- ASSIGNED TASK
What follows is a listing to be repeated in full and without alteration.

- PROVIDED MATERIAL

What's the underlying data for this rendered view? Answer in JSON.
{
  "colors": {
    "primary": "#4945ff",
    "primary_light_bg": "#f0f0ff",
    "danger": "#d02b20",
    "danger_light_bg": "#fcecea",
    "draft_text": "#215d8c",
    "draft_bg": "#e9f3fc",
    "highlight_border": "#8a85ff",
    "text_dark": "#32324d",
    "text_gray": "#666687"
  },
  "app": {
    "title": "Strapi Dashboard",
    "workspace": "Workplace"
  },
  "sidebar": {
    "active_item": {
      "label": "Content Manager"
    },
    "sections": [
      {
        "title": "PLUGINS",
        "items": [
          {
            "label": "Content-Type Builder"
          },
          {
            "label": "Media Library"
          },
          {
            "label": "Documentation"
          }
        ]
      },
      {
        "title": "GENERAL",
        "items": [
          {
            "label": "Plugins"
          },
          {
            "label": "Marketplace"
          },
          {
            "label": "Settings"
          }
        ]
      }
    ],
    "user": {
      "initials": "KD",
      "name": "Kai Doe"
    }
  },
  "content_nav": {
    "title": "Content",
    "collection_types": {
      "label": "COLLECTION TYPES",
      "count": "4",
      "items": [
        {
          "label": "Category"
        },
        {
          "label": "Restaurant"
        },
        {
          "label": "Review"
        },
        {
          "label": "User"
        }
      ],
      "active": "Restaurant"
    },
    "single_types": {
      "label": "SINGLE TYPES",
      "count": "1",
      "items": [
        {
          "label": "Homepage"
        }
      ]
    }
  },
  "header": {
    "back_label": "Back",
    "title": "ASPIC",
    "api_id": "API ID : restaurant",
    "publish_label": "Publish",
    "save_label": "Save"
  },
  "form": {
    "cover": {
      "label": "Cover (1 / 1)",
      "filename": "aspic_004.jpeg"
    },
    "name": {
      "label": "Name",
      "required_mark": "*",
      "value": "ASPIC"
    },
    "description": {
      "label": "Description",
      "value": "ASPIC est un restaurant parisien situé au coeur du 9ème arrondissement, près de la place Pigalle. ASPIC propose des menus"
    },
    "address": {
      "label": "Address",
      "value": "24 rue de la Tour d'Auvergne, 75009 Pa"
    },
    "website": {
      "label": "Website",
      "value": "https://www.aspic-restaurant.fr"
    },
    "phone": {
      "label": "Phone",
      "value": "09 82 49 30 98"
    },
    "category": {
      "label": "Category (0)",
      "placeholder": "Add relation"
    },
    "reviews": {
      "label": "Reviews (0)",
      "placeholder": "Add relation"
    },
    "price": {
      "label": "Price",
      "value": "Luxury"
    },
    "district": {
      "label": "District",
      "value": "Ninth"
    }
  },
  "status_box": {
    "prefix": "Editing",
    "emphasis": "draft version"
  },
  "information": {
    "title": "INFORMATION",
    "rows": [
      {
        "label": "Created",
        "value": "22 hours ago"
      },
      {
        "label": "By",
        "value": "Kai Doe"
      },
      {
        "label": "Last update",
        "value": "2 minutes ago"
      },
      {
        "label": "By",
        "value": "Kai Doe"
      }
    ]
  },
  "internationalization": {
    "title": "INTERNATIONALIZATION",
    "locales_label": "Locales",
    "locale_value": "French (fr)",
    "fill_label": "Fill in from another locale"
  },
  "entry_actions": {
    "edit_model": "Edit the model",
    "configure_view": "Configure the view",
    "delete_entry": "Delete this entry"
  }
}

- FINAL ANSWER
What's the underlying data for this rendered view? Answer in JSON.
{
  "colors": {
    "primary": "#4945ff",
    "primary_light_bg": "#f0f0ff",
    "danger": "#d02b20",
    "danger_light_bg": "#fcecea",
    "draft_text": "#215d8c",
    "draft_bg": "#e9f3fc",
    "highlight_border": "#8a85ff",
    "text_dark": "#32324d",
    "text_gray": "#666687"
  },
  "app": {
    "title": "Strapi Dashboard",
    "workspace": "Workplace"
  },
  "sidebar": {
    "active_item": {
      "label": "Content Manager"
    },
    "sections": [
      {
        "title": "PLUGINS",
        "items": [
          {
            "label": "Content-Type Builder"
          },
          {
            "label": "Media Library"
          },
          {
            "label": "Documentation"
          }
        ]
      },
      {
        "title": "GENERAL",
        "items": [
          {
            "label": "Plugins"
          },
          {
            "label": "Marketplace"
          },
          {
            "label": "Settings"
          }
        ]
      }
    ],
    "user": {
      "initials": "KD",
      "name": "Kai Doe"
    }
  },
  "content_nav": {
    "title": "Content",
    "collection_types": {
      "label": "COLLECTION TYPES",
      "count": "4",
      "items": [
        {
          "label": "Category"
        },
        {
          "label": "Restaurant"
        },
        {
          "label": "Review"
        },
        {
          "label": "User"
        }
      ],
      "active": "Restaurant"
    },
    "single_types": {
      "label": "SINGLE TYPES",
      "count": "1",
      "items": [
        {
          "label": "Homepage"
        }
      ]
    }
  },
  "header": {
    "back_label": "Back",
    "title": "ASPIC",
    "api_id": "API ID : restaurant",
    "publish_label": "Publish",
    "save_label": "Save"
  },
  "form": {
    "cover": {
      "label": "Cover (1 / 1)",
      "filename": "aspic_004.jpeg"
    },
    "name": {
      "label": "Name",
      "required_mark": "*",
      "value": "ASPIC"
    },
    "description": {
      "label": "Description",
      "value": "ASPIC est un restaurant parisien situé au coeur du 9ème arrondissement, près de la place Pigalle. ASPIC propose des menus"
    },
    "address": {
      "label": "Address",
      "value": "24 rue de la Tour d'Auvergne, 75009 Pa"
    },
    "website": {
      "label": "Website",
      "value": "https://www.aspic-restaurant.fr"
    },
    "phone": {
      "label": "Phone",
      "value": "09 82 49 30 98"
    },
    "category": {
      "label": "Category (0)",
      "placeholder": "Add relation"
    },
    "reviews": {
      "label": "Reviews (0)",
      "placeholder": "Add relation"
    },
    "price": {
      "label": "Price",
      "value": "Luxury"
    },
    "district": {
      "label": "District",
      "value": "Ninth"
    }
  },
  "status_box": {
    "prefix": "Editing",
    "emphasis": "draft version"
  },
  "information": {
    "title": "INFORMATION",
    "rows": [
      {
        "label": "Created",
        "value": "22 hours ago"
      },
      {
        "label": "By",
        "value": "Kai Doe"
      },
      {
        "label": "Last update",
        "value": "2 minutes ago"
      },
      {
        "label": "By",
        "value": "Kai Doe"
      }
    ]
  },
  "internationalization": {
    "title": "INTERNATIONALIZATION",
    "locales_label": "Locales",
    "locale_value": "French (fr)",
    "fill_label": "Fill in from another locale"
  },
  "entry_actions": {
    "edit_model": "Edit the model",
    "configure_view": "Configure the view",
    "delete_entry": "Delete this entry"
  }
}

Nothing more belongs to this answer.